§ The task: When a line of the entries contains "JSON", please list that line.

§ Data to use:

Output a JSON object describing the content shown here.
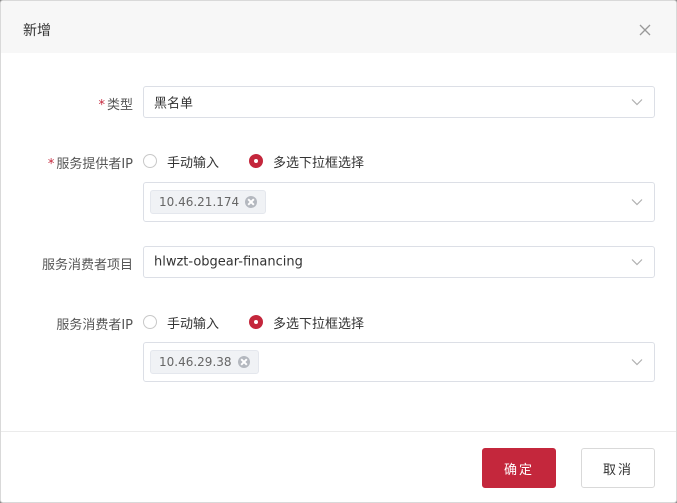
{
  "dialog": {
    "title": "新增",
    "close_icon": "close-icon"
  },
  "form": {
    "type": {
      "required_mark": "*",
      "label": "类型",
      "value": "黑名单"
    },
    "provider_ip": {
      "required_mark": "*",
      "label": "服务提供者IP",
      "radio_manual": "手动输入",
      "radio_dropdown": "多选下拉框选择",
      "selected_option": "多选下拉框选择",
      "tags": [
        "10.46.21.174"
      ]
    },
    "consumer_project": {
      "label": "服务消费者项目",
      "value": "hlwzt-obgear-financing"
    },
    "consumer_ip": {
      "label": "服务消费者IP",
      "radio_manual": "手动输入",
      "radio_dropdown": "多选下拉框选择",
      "selected_option": "多选下拉框选择",
      "tags": [
        "10.46.29.38"
      ]
    }
  },
  "footer": {
    "confirm_label": "确定",
    "cancel_label": "取消"
  },
  "colors": {
    "accent": "#c4273c",
    "header_bg": "#f7f7f7",
    "border": "#dcdfe6"
  }
}
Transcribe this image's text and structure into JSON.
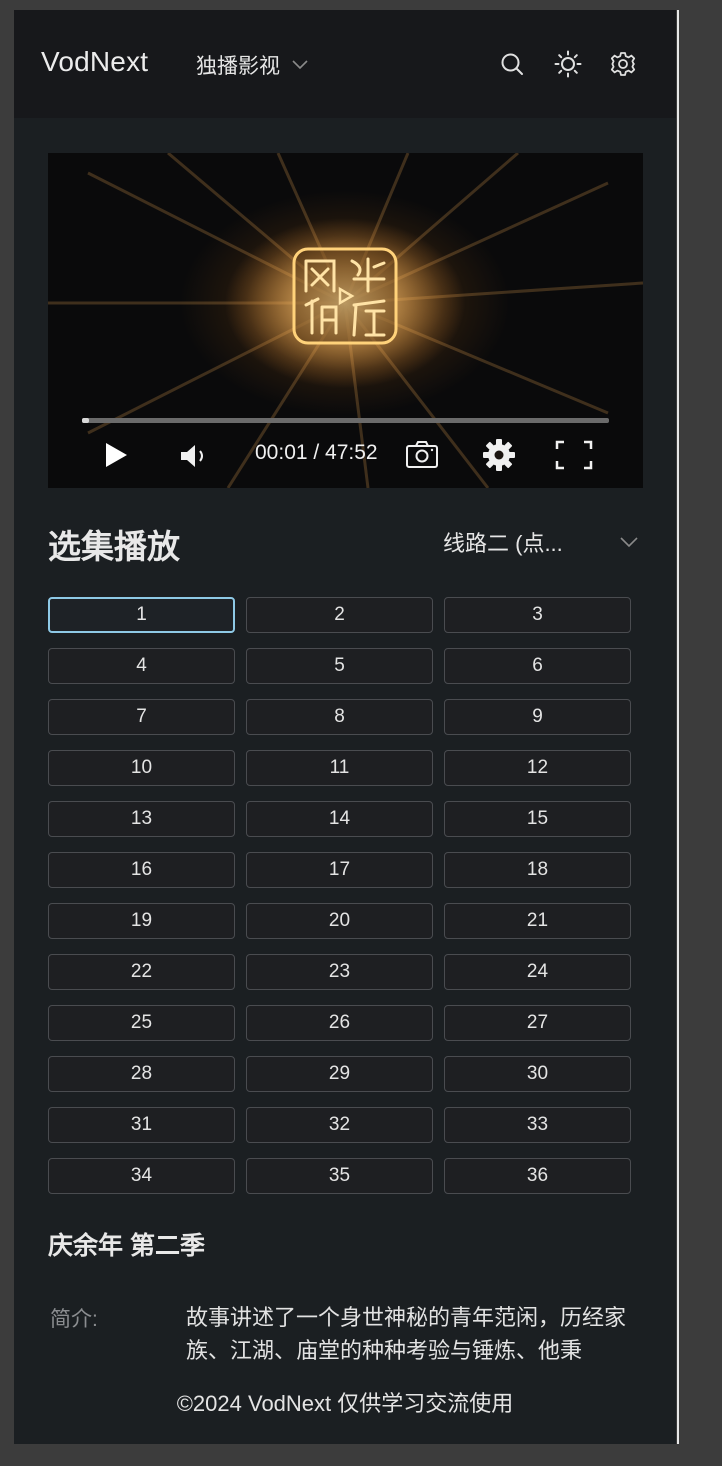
{
  "header": {
    "logo": "VodNext",
    "site_name": "独播影视",
    "icons": [
      "search-icon",
      "theme-sun-icon",
      "settings-gear-icon"
    ]
  },
  "player": {
    "current_time": "00:01",
    "duration": "47:52",
    "time_display": "00:01 / 47:52",
    "progress_fraction": 0.013,
    "controls": [
      "play-icon",
      "volume-icon",
      "screenshot-camera-icon",
      "player-settings-icon",
      "fullscreen-icon"
    ]
  },
  "episodes_section": {
    "title": "选集播放",
    "line_selected": "线路二 (点...",
    "active_episode": "1",
    "episodes": [
      "1",
      "2",
      "3",
      "4",
      "5",
      "6",
      "7",
      "8",
      "9",
      "10",
      "11",
      "12",
      "13",
      "14",
      "15",
      "16",
      "17",
      "18",
      "19",
      "20",
      "21",
      "22",
      "23",
      "24",
      "25",
      "26",
      "27",
      "28",
      "29",
      "30",
      "31",
      "32",
      "33",
      "34",
      "35",
      "36"
    ]
  },
  "info": {
    "title": "庆余年 第二季",
    "desc_label": "简介:",
    "desc_text": "故事讲述了一个身世神秘的青年范闲，历经家族、江湖、庙堂的种种考验与锤炼、他秉"
  },
  "footer": {
    "text": "©2024 VodNext 仅供学习交流使用"
  },
  "colors": {
    "page_bg": "#1b1f22",
    "header_bg": "#17181b",
    "active_border": "#8ec9e6",
    "text": "#e4e4e4"
  }
}
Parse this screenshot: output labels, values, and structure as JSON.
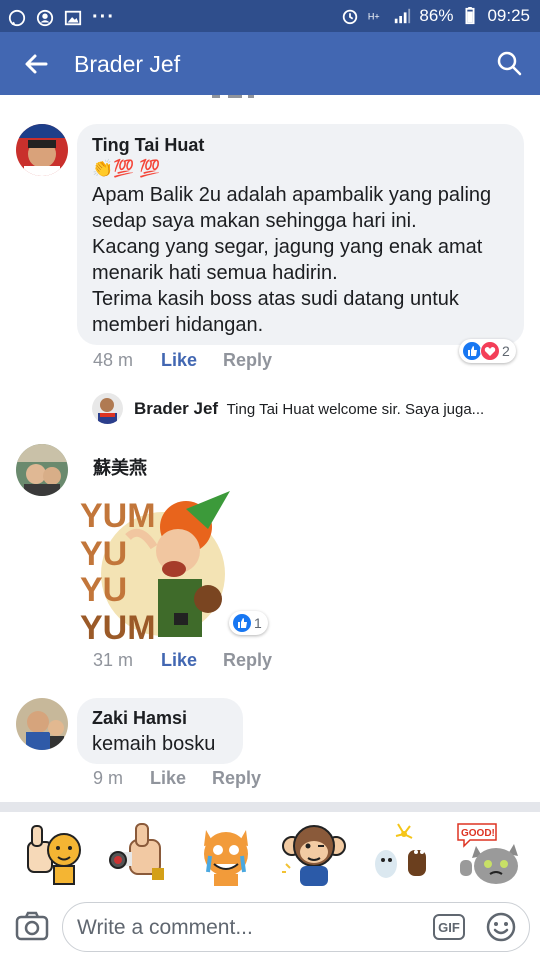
{
  "status_bar": {
    "battery": "86%",
    "time": "09:25",
    "dots": "···"
  },
  "app_bar": {
    "title": "Brader Jef"
  },
  "comments": [
    {
      "author": "Ting Tai Huat",
      "emoji_line": "👏💯 💯",
      "text_lines": [
        "Apam Balik 2u adalah apambalik yang paling",
        "sedap saya makan sehingga hari ini.",
        "Kacang yang segar, jagung yang enak amat",
        "menarik hati semua hadirin.",
        "Terima kasih boss atas sudi datang untuk",
        "memberi hidangan."
      ],
      "time": "48 m",
      "like_label": "Like",
      "reply_label": "Reply",
      "reaction_count": "2",
      "reply_preview": {
        "author": "Brader Jef",
        "text": "Ting Tai Huat welcome sir. Saya juga..."
      }
    },
    {
      "author": "蘇美燕",
      "sticker_text": "YUM YUM YUM YUM",
      "time": "31 m",
      "like_label": "Like",
      "reply_label": "Reply",
      "reaction_count": "1"
    },
    {
      "author": "Zaki Hamsi",
      "text": "kemaih bosku",
      "time": "9 m",
      "like_label": "Like",
      "reply_label": "Reply"
    }
  ],
  "sticker_tray": {
    "labels": [
      "GOOD!"
    ]
  },
  "composer": {
    "placeholder": "Write a comment...",
    "gif_label": "GIF"
  },
  "colors": {
    "status_bar": "#2f4e8c",
    "app_bar": "#4267b2",
    "like_blue": "#4267b2",
    "bubble": "#f0f2f5"
  }
}
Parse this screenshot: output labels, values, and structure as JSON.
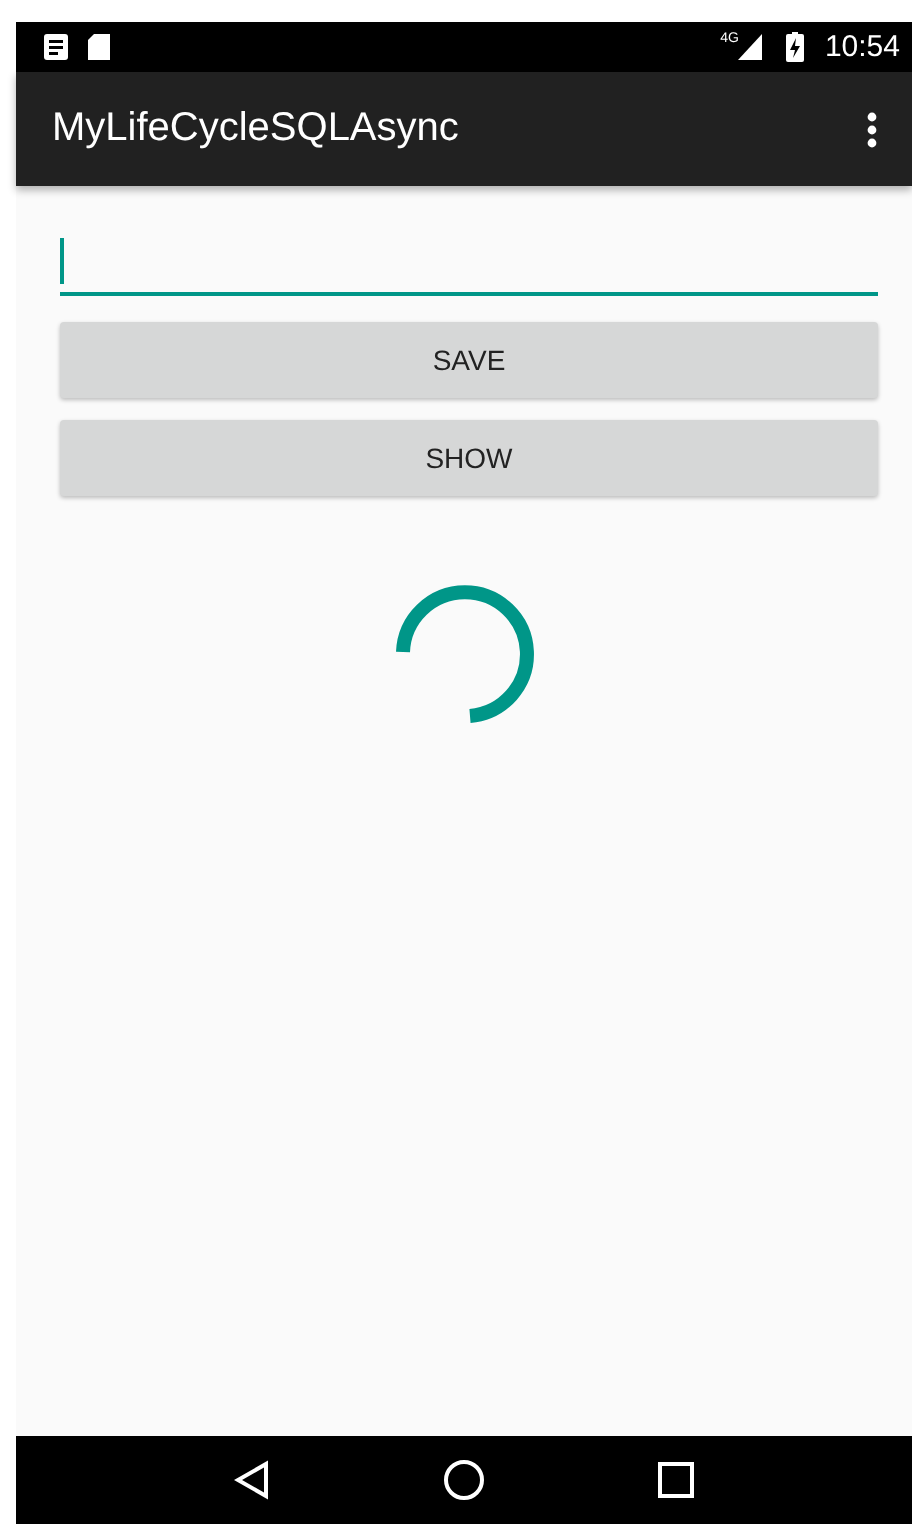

§ Response for this exercise:
Output a JSON object describing the content shown here.
Transcribe this image's text and structure into JSON.
Parse this screenshot: output labels, values, and structure as JSON.
Parse this screenshot: output labels, values, and structure as JSON.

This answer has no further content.